Read through the material below and copy each line in which the word "weiling" occurs.

- [GIVEN ENTRIES]:
*** Begin section ***

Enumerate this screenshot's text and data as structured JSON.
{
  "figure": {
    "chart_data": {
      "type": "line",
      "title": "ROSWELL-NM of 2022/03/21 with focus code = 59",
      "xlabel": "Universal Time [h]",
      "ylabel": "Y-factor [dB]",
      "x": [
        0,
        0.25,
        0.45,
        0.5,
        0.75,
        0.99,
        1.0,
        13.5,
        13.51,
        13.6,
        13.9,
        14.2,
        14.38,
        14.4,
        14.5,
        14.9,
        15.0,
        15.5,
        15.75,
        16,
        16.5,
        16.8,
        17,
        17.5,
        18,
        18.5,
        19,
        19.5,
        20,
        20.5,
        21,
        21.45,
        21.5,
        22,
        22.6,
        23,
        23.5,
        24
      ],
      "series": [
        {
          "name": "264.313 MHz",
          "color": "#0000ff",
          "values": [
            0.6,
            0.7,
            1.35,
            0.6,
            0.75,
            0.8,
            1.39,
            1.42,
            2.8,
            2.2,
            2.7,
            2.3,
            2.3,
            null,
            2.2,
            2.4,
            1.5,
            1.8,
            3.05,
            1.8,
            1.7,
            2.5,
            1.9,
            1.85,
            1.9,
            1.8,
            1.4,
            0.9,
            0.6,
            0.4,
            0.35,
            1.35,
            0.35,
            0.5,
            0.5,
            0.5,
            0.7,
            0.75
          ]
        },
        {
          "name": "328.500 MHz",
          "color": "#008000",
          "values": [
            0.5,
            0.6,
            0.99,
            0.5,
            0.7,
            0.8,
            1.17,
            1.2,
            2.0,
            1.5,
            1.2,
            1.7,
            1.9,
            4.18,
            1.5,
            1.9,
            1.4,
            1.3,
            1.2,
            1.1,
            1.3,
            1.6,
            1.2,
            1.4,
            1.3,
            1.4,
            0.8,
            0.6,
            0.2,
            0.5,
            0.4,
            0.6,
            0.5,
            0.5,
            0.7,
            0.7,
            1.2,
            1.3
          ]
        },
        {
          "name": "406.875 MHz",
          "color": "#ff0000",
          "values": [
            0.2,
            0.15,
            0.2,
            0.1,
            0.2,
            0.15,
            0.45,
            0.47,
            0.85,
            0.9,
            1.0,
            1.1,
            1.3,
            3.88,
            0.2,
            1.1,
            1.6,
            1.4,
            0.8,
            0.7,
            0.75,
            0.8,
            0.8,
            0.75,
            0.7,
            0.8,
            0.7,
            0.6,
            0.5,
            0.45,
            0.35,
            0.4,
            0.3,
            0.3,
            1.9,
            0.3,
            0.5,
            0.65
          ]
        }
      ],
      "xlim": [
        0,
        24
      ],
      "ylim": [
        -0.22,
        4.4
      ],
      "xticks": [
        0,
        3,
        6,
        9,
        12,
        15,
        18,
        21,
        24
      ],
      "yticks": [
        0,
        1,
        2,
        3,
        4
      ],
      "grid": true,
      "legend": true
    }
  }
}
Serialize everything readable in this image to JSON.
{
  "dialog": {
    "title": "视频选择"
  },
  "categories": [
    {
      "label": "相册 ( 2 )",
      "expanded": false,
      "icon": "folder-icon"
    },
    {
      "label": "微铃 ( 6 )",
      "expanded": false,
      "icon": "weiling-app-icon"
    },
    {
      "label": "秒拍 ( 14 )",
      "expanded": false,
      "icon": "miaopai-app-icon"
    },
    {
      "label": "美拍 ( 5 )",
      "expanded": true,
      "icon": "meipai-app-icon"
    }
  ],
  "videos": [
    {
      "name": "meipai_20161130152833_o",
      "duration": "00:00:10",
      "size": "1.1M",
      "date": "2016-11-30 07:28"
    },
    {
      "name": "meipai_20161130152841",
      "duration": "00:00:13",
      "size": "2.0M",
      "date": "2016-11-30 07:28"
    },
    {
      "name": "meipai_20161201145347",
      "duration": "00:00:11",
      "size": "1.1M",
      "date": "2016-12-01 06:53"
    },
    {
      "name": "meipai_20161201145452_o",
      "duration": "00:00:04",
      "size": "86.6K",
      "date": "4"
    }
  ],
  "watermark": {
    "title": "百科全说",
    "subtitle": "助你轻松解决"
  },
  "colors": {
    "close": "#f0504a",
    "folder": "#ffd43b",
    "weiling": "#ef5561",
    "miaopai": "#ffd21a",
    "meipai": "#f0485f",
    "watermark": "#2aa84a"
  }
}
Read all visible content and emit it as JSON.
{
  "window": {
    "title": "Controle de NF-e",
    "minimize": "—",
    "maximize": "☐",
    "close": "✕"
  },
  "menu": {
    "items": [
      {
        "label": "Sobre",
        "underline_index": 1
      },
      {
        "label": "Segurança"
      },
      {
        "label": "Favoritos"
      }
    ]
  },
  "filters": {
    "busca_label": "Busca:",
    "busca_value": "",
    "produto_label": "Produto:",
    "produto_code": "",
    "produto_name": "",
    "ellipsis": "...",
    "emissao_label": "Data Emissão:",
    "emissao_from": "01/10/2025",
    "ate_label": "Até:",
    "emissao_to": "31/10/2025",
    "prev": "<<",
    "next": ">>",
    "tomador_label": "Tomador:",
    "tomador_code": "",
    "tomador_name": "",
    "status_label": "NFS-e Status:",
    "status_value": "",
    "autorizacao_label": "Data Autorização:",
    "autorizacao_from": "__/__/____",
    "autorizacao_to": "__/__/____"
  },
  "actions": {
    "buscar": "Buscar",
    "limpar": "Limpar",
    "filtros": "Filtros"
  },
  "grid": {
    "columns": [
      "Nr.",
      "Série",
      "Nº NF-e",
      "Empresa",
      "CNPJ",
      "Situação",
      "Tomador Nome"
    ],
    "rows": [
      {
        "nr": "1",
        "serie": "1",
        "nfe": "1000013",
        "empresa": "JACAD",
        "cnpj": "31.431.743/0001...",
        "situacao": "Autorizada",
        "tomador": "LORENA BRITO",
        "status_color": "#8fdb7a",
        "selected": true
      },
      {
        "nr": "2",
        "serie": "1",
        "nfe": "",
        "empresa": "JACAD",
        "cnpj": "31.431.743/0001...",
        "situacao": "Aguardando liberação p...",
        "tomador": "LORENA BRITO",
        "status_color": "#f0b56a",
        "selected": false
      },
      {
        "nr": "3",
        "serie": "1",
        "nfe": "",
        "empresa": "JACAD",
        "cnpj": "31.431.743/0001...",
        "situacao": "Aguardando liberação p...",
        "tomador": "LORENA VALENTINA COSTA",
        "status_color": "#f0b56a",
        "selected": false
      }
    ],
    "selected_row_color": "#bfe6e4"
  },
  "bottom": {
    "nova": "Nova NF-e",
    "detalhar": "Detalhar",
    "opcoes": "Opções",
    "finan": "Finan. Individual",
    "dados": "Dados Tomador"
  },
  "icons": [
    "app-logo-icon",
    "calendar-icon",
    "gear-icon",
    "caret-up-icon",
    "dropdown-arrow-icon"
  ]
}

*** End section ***

- [ANSWER SECTION]:
      "icon": "weiling-app-icon"
    "weiling": "#ef5561",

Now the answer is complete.